The Criminal Justice Case

In recent months many have noted the absurd juxtaposition that around 40,000 Americans are currently incarcerated for non-violent cannabis offenses while a number of states have mandated (cannabis) dispensaries remain open as “essential business” throughout the corona-lockdown. And while 9 U.S states have recreational cannabis laws on the books, as recently as 2018 40% of all U.S drug arrests were for marijuana, mainly possession. And despite roughly equal usage rates of the plant, Blacks remain 3.7 times more likely than whites to be arrested for marijuana.

Billions of taxpayer dollars fund these arrests and in fact, it costs an average of $35,000 per inmate, per year, nationwide to keep someone locked up – meaning a total $1.4bn that could be better used for critical social initiatives. Meanwhile the sales tax on cannabis in places like Colorado is distributed to a wide variety of government functions including education, public health, construction, and substance abuse prevention.  The state collected $302 million in such revenue in 2019.  

The Economic Case

The economic benefits of legalizing cannabis are frankly difficult to overstate. Workers are needed to farm, process, distribute, and retail. Ancillary industries that stand to benefit include software development, financial services, and construction, among others. Overall sales in the U.S are projected to increase to $31.1 billion by 2024, while a report from New Frontier suggests that nationwide legalization could generate 1 million jobs by 2025. Considering that we’re experiencing just the tip of the iceberg of economic hardship wrought by Covid-19, these are not insignificant prospects. Given that BAME communities are almost always in the lowest income percentiles in developed countries, and that cannabis cultivation could be a major boon for developing countries around the world, legalization could be a critical economic lifeline. 

MBC Says:

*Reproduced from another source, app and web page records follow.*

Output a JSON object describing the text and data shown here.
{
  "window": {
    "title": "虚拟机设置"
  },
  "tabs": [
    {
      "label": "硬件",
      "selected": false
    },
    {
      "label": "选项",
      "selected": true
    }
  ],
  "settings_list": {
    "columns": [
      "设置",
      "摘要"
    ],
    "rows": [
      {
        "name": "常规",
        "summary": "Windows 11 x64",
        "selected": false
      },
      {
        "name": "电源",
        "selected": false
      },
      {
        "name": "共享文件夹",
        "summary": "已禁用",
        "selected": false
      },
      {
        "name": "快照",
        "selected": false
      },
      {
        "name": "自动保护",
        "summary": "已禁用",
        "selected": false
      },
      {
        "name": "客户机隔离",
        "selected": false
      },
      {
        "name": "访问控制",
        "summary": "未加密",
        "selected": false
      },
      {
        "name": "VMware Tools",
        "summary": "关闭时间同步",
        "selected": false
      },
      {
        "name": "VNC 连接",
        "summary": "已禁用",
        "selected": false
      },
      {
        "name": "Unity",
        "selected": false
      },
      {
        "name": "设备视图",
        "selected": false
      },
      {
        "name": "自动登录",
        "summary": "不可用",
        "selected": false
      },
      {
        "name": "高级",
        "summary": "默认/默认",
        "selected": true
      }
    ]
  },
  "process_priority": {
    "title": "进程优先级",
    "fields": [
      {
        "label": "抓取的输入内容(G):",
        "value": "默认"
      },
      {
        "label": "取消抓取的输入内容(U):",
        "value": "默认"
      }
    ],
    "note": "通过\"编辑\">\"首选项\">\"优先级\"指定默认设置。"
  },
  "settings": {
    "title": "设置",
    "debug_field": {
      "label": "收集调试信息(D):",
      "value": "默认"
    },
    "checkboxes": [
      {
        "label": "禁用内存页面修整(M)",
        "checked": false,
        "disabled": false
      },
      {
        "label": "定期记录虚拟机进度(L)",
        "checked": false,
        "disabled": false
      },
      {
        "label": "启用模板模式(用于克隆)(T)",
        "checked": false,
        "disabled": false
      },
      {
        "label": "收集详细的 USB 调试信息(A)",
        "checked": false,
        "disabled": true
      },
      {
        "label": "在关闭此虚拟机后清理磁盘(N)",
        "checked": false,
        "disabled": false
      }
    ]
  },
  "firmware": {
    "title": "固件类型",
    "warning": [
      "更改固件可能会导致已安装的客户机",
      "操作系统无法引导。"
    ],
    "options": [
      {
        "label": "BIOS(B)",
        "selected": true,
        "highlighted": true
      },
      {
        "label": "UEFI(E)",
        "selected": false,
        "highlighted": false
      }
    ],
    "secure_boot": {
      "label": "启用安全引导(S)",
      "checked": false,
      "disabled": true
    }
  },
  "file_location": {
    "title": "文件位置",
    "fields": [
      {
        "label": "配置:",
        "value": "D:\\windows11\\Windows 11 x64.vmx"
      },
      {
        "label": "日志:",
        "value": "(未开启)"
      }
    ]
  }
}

The on-going pandemic has given many of us an opportunity to reconsider our priorities, and about the various ways we can and should do better as a society. At MBC we’ll be planting our flag alongside those who believe that a root and branch review of cannabis (and wider drug) policy is a critical component in addressing systemic racism, as well as an opportunity to plant green shoots for a more equitable global economic recovery. It’s about time we get on the right side of cannabis history and remove another layer of insidious racial prejudice.